Orthocenters

The purpose of this investigation is to form conjectures and proofs about the relationships between triangles made up by the orthocenter and vertices of the parent triangle and the parent triangle of the orthocenter and the circumcircles of the three triangles and the parent triangle. To start we will define the orthocenter of a triangle as the intersection of the three altitudes of a given triangle. The orthocenter is labeled with an H.

For this triangle ABC the orthic triangles are HAC, HBC and HAB. Visually:

Clearly from the pictures and the definitions of orthocenter and segment we can conclude that segments HA, HB, and HC lie upon the three altitudes of a the triangles.

**CONJECTURE - The orthocenter of a triangle
made up of the orthocenter and two of the parent triangle's vertices
is the third vertices of the parent triangle.**

Let's examine triangle HBC, by our conjecture the orthocenter of this triangle is point A

PROOF:

We know the orthocenter is the intersection of three altitudes of the triangle. We know that HA lies on the altitude from A to BC therefore the line containing the altitude from H to BC is the same:

Next is construct the altitude from C to HB. We notice that angle BHC is obtuse therefore the altitude will not be on segment HB but on the line containing HB, which in fact is the altitude from B to AC.

By definition of the orthocenter we know that line BD is perpendicular to segment AC at point D. Therefore a line running from point C perpendicular to BD is also perpendicular at D. We know that D is on segment AC therefore the altitude traveling from C to line BD would also include the segment AC. Visually:

Likewise can be shown with the line containing the altitude from B to CH:

Therefore because that line AB contains side AB and line AC contains line AC and line AH contains point A we can find the intersection of the three sets easily as being point A.

Proving the other two orthocenters goes along accordingly with the first proof.

Now since we have proved this it is should be clear that the orthocenters to the three smaller triangles are so:

For GSP 4.0 Users - To manipulate the picture
**Click Here**

The circumcircle of a triangle if the circle that touches a triangle only at it's three vertices.

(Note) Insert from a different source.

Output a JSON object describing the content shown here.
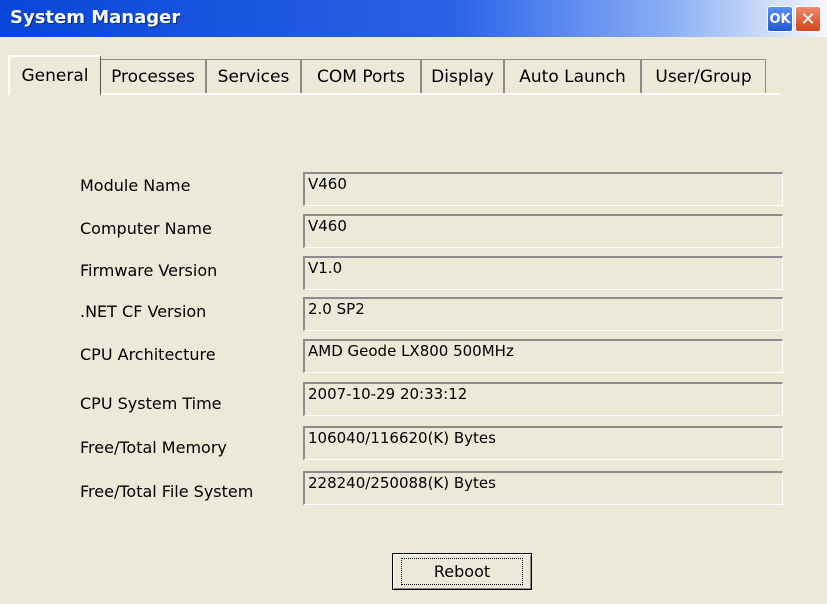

To find the center of the circumcircle of a triangle (known as the circumcenter) one must find the point of intersection of the perpendicular bisectors of the three sides.

Circumcircle of triangle ABC with a center labeled C1

Circumcircle of triangle HBC - center C2

Circumcircle of triangle HAC - center C3

Circumcircle of triangle HAB - center C4

GSP 4.0 Users - To manipulate the figure **Click Here**

To show this we must prove that the radius of each circle are equal to that of the other three.

Though this is not a proof we can use the Measure feature to check the areas

We see that numerically for this situation our conjecture is correct but let's see if we can prove it: Let's try to prove circles C4 and C3 have the congruent radii.

We will focus on just circles C4 and C3 so for the time being we will hide circles C1 and C2.

Notice that Circles C4 and C3 both intersect at A and H. So we will construct segments from the two centers to those two points.:

Now if we construct parallel lines to BC running through H and A as well as parallel l lines running through C4 and C3 and a line running through C3 and C4 we get this picture (Note that we have hidden some other pieces to aid in the viewing)

Due to parallel lines we know we have right angles at the intersections of lines at points K, M, N, P. Therefore by rule KMNP is a rectangle.

Also because by definition of a circle that C4A = C4H and C3A = C3H.

Therefore triangles C4HA and C3HA are isoceles making line C3C4 perpendicular as well as a bisector of AH.

By definition of a rectangle KATC4 and AMC3T are rectangles making KC4 = AT as well as AT = MC3

Therefore by the transitive property KC4 = MC3.

By putting to use the parallel lines m<KC4A = m<MC3A

Therefore Triangles KC4A and MC3A are congruent by leg-angle postulate of congruence.

which means that AC4 = AC3 by corresponding parts.

Therefore Area of Circle C4 = Area of Circle 3.

Likewise can be shown for all other circles

Therefore: Area of Circle 1 = Area of Circle 2 = Area of Circle 3 = Area or Circle 4.

I have convinced myself of this fact. I acknowledge that it is a bit scattered but if you have an easier proof to show me please email it to me.

BFM

**RETURN to Brock F. Miller Page**